The Energy Strategy’s third objective is to reduce greenhouse gas emissions from transportation. This is a particular challenge in our northern environment. Our government is currently conducting energy-efficiency retrofits on a Marine Transportation Services tug, through funding provided by the federal Low Carbon Economy Leadership Fund, or LCELF. This retrofit will reduce yearly greenhouse gas emission by over 800 tonnes, or about 286,000 liters of diesel per year.
Mr. Speaker, the fourth and fifth objectives of the Energy Strategy involve increasing renewable energy used for community heating and increasing commercial building energy efficiency. The GNWT secured over 7 million dollars from the LCELF and contributed an additional 2 million dollars over the next four years to provide the Arctic Energy Alliance with new funding to expand rebates, programs and services. Combined, this additional investment will result in an ongoing reduction of greenhouse gas emissions of 2,000 tonnes per year.
Through LCELF funding, our government launched the buildings and industry stream of the Greenhouse Gas Grant Program this past spring, providing over 2.5 million a year for industry, businesses and building owners to make energy-efficiency upgrades such as LED lighting and biomass heating.
The Energy Strategy’s sixth and final objective is to have a long-term vision for the NWT’s energy systems when developing our energy potential, addressing industry emissions, and doing our part to meet our national and international climate change objectives. Last year we secured over 10 million dollars from the federal government to upgrade the Snare Forks hydroelectric facility, which will reduce pressure on electricity rates. We also secured 2 million dollars in federal funding to expand the Taltson Hydroelectric System, with a commitment in the 2019 federal budget for an additional eighteen million dollars over the next three years.
Connecting the North and South Slave electrical systems would allow the resource sector to access clean, affordable energy and significantly reduce greenhouse gas emissions. It would also help to stabilize the cost of living and of doing business in the NWT. Our government is currently examining the feasibility of transmission options crossing Great Slave Lake, and is working with our Indigenous partners to define the project structure, business case and future field work.
Later today, Mr. Speaker, I will table the GNWT’s Energy Action Plan Update, which summarizes what we accomplished in 2018 -2019, and describes in more detail energy initiatives planned for the next three years. I will also table the Energy Initiatives Report, which presents a high-level review of the NWT’s current energy landscape, provides the GNWT’s energy expenditures and GHG reductions, and showcases many of last year’s energy initiatives.

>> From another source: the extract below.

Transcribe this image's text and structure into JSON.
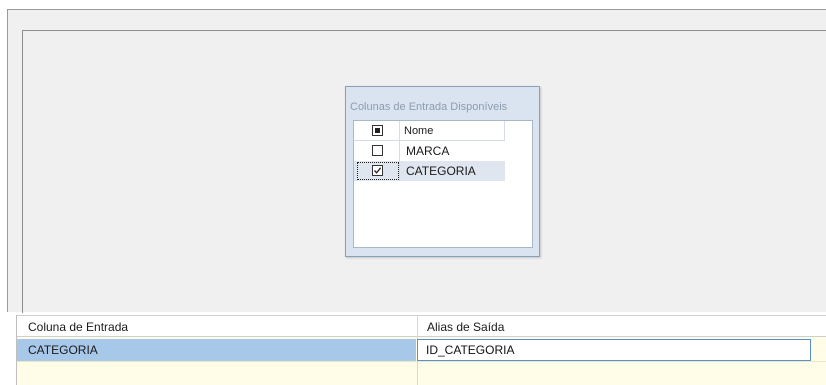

Together, these documents demonstrate our innovative approach to developing energy systems that will grow and diversify the economy, while reducing our reliance on imported fossil fuels.
Mr. Speaker, these successes demonstrate the GNWT’s ongoing efforts to maintain strong partnerships with the Government of Canada as we continue to work toward enabling the NWT to transition to a strong, healthy economy that is less dependent on fossil fuels. These investments set the stage to achieve the strategic objectives I outlined today, and in turn, meet our goals to transition the NWT to a lower carbon economy, and build an energy system that will provide secure, affordable and sustainable energy for the people of the NWT.
Thank you, Mr. Speaker